Some people in Pennsylvania who are getting a divorce might experience stalking from an ex. When the Department of Justice did a study in 2012 of stalking, it found that around 1.5 percent of adults had experienced it. However, 3.3 percent of people who had been divorced or separated had also been stalked.

One woman’s ex-husband always seemed to know where she was when she went out of town. Initially, she thought he might have hired a private investigator, but she saw no signs of one. When she took her car to be serviced, she asked the mechanic to check it for GPS trackers, and one was found. However, when the woman reported it to police, they said there was nothing they could do because her husband was still an owner of the car. The battery usage showed that it had been installed in just the last few weeks even though the split happened almost a year ago. The woman also believed that tracking software had been installed on her phone, but when she took it into a store, the staff replaced the phone for her. Therefore, she had no evidence.

Attorneys say this type of stalking puts them in a difficult position. While they are bound to support their clients as much as possible, they could be held liable if they use evidence gathered illegally.

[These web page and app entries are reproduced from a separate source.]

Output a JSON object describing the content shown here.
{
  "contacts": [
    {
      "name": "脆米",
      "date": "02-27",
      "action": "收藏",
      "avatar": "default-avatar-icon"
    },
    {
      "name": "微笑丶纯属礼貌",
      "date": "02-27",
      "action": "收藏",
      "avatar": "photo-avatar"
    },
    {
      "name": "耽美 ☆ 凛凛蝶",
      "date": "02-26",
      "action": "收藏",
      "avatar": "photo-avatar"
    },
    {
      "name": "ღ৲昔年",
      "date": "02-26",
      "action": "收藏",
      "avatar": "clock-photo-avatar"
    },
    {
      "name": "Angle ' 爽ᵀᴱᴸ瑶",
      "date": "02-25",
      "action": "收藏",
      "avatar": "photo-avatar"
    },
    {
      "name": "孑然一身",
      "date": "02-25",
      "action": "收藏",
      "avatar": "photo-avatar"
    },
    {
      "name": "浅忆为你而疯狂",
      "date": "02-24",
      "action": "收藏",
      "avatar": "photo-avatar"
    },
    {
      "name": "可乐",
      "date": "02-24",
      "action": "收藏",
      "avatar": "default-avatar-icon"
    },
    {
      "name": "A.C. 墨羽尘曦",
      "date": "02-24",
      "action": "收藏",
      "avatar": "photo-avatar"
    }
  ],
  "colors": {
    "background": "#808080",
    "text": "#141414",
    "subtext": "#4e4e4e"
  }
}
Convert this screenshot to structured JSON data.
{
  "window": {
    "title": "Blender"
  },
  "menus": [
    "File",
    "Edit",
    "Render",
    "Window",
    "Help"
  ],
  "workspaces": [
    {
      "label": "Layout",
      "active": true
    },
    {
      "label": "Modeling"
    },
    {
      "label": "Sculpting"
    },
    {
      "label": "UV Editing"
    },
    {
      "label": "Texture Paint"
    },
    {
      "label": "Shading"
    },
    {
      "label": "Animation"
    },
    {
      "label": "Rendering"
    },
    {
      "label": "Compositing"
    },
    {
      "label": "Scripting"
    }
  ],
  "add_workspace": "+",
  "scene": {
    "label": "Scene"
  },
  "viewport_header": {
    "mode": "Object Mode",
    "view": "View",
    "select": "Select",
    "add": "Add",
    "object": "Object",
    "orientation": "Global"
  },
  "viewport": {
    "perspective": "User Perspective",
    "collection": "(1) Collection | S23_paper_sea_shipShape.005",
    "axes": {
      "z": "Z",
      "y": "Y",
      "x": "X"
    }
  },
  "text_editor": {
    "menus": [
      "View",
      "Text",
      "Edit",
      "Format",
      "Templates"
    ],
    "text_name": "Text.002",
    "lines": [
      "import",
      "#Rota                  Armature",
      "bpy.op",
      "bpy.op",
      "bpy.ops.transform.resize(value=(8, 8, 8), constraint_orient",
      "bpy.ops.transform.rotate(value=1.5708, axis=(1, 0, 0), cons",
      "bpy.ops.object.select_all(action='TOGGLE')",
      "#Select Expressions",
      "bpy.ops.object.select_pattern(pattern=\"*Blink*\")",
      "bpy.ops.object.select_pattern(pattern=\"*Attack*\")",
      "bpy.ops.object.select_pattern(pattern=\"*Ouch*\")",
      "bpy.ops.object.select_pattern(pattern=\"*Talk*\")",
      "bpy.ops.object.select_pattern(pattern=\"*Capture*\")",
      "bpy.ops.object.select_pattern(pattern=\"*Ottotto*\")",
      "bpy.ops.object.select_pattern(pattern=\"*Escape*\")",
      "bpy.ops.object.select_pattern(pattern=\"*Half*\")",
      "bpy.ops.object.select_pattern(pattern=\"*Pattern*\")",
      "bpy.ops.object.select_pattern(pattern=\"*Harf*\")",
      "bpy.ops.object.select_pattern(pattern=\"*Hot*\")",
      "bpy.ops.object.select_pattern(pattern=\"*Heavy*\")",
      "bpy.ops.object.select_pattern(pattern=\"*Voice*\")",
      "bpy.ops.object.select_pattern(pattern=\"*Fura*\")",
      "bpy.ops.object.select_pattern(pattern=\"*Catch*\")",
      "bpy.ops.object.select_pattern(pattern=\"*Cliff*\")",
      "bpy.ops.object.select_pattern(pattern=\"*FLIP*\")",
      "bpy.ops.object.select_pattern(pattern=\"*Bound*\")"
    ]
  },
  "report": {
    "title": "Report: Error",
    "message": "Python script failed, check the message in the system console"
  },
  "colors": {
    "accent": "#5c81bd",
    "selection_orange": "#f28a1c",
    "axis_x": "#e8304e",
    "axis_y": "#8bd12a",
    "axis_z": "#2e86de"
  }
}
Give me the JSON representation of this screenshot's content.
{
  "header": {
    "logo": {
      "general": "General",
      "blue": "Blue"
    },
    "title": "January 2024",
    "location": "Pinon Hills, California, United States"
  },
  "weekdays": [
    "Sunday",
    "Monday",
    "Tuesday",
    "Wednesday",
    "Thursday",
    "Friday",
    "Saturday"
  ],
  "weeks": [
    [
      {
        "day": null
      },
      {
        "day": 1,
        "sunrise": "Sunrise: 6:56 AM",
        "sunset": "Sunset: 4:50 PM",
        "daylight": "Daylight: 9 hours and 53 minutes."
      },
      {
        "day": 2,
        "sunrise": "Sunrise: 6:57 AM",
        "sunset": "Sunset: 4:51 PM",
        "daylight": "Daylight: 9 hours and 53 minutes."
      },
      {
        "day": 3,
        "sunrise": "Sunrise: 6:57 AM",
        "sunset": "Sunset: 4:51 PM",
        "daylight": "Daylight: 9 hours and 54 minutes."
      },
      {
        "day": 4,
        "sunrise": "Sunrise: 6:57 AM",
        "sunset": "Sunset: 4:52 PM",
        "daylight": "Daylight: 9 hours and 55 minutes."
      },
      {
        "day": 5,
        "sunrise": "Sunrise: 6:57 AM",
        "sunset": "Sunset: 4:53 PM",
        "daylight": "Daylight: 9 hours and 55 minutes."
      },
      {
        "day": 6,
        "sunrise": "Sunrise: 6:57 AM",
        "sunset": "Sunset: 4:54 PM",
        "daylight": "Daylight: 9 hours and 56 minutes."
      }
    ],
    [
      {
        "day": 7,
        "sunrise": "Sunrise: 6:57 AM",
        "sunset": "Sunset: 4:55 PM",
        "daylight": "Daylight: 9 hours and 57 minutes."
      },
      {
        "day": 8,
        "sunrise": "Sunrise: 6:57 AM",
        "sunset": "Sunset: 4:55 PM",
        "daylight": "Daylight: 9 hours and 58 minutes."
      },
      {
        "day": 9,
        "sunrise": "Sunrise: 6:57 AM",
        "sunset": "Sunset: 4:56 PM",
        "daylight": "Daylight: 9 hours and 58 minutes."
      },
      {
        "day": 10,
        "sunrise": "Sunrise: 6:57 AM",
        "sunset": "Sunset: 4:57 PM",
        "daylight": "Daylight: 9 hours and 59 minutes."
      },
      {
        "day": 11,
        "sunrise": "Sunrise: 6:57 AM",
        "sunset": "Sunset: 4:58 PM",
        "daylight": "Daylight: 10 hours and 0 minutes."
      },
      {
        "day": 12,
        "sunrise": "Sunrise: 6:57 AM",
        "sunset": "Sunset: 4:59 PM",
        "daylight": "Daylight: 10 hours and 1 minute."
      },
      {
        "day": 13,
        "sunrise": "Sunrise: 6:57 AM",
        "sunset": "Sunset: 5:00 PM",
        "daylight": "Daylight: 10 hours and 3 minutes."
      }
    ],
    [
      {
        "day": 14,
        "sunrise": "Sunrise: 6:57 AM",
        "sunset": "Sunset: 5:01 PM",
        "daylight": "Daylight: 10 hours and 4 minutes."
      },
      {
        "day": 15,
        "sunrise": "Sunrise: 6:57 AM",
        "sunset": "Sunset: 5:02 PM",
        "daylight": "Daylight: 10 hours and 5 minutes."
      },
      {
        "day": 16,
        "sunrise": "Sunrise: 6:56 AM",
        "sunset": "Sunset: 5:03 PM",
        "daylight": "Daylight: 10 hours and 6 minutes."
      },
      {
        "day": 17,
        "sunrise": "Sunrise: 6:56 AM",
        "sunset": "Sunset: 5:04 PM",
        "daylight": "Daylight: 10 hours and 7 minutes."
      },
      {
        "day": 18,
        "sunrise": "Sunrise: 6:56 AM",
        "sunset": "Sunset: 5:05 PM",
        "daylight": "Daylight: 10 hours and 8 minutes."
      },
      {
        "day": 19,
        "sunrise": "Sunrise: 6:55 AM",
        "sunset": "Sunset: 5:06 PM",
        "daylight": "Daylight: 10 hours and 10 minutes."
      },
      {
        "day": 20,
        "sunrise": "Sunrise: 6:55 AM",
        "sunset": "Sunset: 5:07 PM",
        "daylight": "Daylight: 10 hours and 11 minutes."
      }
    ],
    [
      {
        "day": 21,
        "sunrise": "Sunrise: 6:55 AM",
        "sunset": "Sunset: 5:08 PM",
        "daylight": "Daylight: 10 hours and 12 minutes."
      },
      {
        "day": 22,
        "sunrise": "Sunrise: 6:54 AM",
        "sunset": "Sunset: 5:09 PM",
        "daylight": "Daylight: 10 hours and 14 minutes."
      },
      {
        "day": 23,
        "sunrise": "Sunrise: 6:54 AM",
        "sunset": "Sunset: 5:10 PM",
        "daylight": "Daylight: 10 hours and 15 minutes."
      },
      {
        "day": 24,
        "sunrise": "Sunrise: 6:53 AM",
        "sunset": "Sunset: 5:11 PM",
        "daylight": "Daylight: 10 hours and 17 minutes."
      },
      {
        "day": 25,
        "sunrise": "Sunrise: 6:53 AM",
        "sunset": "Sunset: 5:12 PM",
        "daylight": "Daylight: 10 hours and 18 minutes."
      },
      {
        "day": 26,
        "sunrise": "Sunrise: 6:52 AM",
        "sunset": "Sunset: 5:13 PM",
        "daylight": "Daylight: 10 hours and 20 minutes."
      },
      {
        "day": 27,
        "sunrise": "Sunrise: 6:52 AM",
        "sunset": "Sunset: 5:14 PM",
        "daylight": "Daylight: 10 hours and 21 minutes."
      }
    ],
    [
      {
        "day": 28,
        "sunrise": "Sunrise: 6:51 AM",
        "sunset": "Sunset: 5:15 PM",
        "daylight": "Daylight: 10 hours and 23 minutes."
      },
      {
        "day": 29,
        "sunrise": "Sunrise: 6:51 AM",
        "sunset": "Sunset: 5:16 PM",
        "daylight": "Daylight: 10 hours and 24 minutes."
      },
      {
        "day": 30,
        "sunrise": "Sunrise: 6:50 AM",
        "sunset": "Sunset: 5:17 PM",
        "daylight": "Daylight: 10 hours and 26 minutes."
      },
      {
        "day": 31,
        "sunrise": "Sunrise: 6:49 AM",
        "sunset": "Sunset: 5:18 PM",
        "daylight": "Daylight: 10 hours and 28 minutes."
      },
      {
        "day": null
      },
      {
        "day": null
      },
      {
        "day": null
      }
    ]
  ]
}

There are several other ways in which a divorce may turn contentious. For example, one spouse might try to hide assets from the other. If children are involved and there has been domestic abuse or one person has issues with substance abuse, the other parent might be concerned that the child is not safe with that parent. People may want to raise these and similar issues with an attorney to protect themselves and their children during property division and child custody negotiations.